Gladys for PM
Many commentators saw Gladys Berejiklian’s decision to resign from the premiership of NSW and her state seat of Willoughby as a giant dummy spit. It now seems that there may have been method in her political madness.
Of course, Ms Berejiklian’s future is in the hands of ICAC, but there will be enormous pressure on that organisation to make an early finding once the week of public hearings is completed. Depending on those hearings, there will also be pressure for her to be exonerated if it transpires that she has not been involved in maladministration.
Already, there are calls for her to nominate for the seat of Warringah, which is currently held by independent Zali Stegall after she won the seat from Tony Abbott at the last election.
The prime minister, Scott Morrison, was asked about the possibility of the former premier entering federal parliament, on Sunrise on Tuesday. He said Ms Berejiklian has a lot more to contribute to Australian politics.

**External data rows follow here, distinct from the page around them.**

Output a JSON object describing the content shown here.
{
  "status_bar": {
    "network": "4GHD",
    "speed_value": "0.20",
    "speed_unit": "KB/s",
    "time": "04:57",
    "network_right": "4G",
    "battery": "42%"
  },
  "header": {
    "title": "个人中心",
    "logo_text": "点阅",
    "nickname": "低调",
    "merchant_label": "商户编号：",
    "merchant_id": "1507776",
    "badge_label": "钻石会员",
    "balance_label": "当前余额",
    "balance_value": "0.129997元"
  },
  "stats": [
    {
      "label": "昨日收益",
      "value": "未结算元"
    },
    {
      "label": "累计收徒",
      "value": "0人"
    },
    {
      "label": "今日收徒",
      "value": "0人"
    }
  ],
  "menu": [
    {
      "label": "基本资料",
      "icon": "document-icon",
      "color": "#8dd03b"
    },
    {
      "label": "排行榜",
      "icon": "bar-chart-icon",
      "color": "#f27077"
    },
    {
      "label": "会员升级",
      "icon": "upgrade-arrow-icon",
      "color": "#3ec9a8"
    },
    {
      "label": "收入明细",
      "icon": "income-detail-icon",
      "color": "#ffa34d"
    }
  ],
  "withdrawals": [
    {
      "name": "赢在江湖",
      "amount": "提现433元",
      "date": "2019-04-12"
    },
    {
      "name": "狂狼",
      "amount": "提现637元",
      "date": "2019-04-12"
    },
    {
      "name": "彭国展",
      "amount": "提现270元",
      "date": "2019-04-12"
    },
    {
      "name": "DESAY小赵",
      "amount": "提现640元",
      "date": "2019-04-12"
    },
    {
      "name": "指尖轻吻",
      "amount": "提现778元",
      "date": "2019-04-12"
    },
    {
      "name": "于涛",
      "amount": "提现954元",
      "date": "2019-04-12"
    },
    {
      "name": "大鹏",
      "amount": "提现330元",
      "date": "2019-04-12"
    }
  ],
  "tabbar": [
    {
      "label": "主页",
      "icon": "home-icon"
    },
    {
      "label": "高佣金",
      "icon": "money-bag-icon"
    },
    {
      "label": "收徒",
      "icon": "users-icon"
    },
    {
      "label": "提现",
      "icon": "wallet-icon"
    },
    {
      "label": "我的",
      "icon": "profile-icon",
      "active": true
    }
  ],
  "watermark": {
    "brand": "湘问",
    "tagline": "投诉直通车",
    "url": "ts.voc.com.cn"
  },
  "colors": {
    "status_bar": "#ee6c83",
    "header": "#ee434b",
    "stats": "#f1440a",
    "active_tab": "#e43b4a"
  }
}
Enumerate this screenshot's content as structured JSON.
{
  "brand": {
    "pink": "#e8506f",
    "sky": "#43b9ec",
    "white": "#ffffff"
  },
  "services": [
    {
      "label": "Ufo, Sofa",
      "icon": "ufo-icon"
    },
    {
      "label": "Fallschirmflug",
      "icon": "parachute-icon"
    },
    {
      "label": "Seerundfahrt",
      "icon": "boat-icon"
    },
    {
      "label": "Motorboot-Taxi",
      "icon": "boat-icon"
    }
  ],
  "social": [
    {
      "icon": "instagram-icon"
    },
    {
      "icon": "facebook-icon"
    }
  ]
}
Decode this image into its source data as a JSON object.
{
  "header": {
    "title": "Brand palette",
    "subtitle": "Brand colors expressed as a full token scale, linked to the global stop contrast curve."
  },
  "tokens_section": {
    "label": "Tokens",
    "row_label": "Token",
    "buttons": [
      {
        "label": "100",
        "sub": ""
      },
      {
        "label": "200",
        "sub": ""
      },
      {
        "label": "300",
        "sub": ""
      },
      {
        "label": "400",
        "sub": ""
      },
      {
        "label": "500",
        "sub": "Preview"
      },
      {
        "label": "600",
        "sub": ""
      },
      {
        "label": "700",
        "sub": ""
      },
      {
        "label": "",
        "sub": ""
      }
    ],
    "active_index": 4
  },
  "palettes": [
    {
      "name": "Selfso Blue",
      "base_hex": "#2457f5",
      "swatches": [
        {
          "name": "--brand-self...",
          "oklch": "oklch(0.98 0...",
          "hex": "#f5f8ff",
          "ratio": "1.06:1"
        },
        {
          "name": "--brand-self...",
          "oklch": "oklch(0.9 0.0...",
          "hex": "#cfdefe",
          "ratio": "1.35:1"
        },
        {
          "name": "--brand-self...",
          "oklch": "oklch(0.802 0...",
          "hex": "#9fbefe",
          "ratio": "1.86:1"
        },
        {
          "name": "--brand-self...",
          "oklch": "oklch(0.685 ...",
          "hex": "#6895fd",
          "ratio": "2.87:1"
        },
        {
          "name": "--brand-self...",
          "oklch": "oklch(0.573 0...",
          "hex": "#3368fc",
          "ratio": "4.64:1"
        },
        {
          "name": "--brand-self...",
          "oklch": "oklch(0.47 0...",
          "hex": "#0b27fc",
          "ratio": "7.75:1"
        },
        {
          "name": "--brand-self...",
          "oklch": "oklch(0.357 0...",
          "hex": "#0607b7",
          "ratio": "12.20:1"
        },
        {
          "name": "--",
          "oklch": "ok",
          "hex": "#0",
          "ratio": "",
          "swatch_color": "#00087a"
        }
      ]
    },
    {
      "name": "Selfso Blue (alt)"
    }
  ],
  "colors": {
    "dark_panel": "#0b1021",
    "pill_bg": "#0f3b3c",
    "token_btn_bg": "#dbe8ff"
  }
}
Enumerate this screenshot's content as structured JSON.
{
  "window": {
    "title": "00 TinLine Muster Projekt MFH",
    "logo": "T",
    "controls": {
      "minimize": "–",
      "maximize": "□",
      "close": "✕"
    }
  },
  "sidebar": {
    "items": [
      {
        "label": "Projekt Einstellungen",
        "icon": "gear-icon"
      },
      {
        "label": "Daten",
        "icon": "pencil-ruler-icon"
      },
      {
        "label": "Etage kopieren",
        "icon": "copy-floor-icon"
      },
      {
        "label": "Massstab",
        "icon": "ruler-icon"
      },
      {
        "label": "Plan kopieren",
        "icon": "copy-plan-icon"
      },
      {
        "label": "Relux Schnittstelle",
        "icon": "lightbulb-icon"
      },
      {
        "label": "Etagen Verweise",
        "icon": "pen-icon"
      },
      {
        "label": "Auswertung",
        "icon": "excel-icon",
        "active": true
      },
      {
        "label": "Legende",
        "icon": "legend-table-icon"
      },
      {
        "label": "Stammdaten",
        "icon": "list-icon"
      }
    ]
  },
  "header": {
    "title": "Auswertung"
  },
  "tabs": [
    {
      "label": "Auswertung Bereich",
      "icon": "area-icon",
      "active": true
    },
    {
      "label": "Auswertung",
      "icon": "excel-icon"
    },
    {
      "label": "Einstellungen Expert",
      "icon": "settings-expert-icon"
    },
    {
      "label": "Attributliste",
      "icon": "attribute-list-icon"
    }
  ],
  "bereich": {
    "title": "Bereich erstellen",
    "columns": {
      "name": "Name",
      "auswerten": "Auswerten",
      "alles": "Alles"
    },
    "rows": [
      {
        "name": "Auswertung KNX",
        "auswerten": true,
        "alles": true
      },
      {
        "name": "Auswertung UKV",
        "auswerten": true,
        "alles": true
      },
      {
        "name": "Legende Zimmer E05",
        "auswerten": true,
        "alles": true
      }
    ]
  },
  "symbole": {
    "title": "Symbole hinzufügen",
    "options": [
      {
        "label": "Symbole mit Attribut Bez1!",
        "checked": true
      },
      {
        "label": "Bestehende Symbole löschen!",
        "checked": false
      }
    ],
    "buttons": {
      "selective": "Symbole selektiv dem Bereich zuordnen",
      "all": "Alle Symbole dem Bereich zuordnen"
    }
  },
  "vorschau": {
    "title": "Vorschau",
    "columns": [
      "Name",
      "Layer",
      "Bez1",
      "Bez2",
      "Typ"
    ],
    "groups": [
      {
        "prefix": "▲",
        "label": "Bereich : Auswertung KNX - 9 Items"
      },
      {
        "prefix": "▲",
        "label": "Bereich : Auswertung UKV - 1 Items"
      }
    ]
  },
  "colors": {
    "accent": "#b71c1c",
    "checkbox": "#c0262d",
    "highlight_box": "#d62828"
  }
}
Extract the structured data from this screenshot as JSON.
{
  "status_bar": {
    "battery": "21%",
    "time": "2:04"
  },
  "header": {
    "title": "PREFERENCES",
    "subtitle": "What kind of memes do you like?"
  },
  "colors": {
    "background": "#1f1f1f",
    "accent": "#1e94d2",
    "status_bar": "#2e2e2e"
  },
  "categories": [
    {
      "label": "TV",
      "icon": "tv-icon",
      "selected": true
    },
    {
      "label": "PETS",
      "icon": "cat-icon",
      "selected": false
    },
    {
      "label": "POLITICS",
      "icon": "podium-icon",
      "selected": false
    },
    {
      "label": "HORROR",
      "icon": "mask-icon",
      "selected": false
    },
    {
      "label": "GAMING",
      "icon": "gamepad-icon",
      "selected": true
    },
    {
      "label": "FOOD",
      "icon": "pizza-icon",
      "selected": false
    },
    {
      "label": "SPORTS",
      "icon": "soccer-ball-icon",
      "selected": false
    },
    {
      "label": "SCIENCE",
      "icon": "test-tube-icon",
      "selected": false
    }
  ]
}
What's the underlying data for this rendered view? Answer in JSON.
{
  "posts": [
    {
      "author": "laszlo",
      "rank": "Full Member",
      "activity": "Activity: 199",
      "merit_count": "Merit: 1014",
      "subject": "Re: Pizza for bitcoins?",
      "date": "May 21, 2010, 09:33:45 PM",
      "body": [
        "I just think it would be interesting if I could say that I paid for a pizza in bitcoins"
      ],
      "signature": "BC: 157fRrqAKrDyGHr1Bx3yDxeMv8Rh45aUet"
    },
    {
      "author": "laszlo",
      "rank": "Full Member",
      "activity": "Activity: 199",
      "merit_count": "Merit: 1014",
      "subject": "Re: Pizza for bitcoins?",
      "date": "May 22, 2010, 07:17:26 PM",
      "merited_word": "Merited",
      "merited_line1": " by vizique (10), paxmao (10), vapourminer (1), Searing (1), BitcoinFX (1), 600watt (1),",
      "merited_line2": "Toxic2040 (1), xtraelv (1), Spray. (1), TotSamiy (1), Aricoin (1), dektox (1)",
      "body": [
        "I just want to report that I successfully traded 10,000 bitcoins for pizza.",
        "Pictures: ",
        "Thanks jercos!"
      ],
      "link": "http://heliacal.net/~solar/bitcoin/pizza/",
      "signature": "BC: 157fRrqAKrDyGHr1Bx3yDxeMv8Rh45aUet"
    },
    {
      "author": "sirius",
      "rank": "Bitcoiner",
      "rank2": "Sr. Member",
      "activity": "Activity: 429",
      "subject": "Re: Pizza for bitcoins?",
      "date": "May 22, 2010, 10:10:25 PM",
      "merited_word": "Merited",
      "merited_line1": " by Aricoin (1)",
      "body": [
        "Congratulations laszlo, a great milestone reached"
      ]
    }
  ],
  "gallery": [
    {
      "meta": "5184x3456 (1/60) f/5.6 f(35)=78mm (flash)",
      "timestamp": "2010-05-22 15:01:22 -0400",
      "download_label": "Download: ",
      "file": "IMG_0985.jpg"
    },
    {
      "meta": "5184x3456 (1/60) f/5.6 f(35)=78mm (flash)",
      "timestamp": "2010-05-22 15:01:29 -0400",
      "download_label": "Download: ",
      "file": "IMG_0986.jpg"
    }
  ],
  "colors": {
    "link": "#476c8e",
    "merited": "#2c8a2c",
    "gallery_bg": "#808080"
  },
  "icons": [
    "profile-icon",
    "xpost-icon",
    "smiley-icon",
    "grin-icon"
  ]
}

“We have a proper selection process in our party and there are many different ways that she could (contribute). They don’t necessarily need to be in the parliament.
“I respect, you know, Gladys taking the time in what has been a very difficult, very difficult period for her.
“She has tremendous support both in the Liberal Party and, I think, right across NSW.”
On Tuesday morning, the NSW transport minister and state member for Bega, Andrew Constance, announced that he was going to resign from parliament at the end of the year in order to contest the federal seat of Gilmour. He was asked about Gladys Berejiklian’s future prospects and he had no hesitation in endorsing her as a prospective future prime minister.
So, is it possible that Gladys Berejiklian could contest the seat of Warringah at the next election and what are her chances of winning it?
At the moment, it is not clear whether ICAC has evidence that the former premier did not comply with the legal processes for the approval of grants. If she did not, then she is toast.
If she did, then it is unlikely that ICAC can make a finding against her that identifies anything more than a technical breach of what ICAC describes as ‘public conduct’. This would not preclude her standing for election and, if anything, is likely to increase her sympathy vote.
Gladys Berejiklian would have a good chance of winning Warringah. Her views are in keeping with voters in that electorate: progressive on climate change, strong on infrastructure to reduce traffic congestion and she is a woman. Moreover, Warringah likes to produce prospective prime ministers.
It will be very difficult for the independents to attack her, which is their usual modus operandi for winning seats.
It would be very useful for Scott Morrison to have her contest Warringah. He needs all the NSW seats he can get as he fights to hold his very thin majority.
At the moment, all he can do is keep his fingers crossed.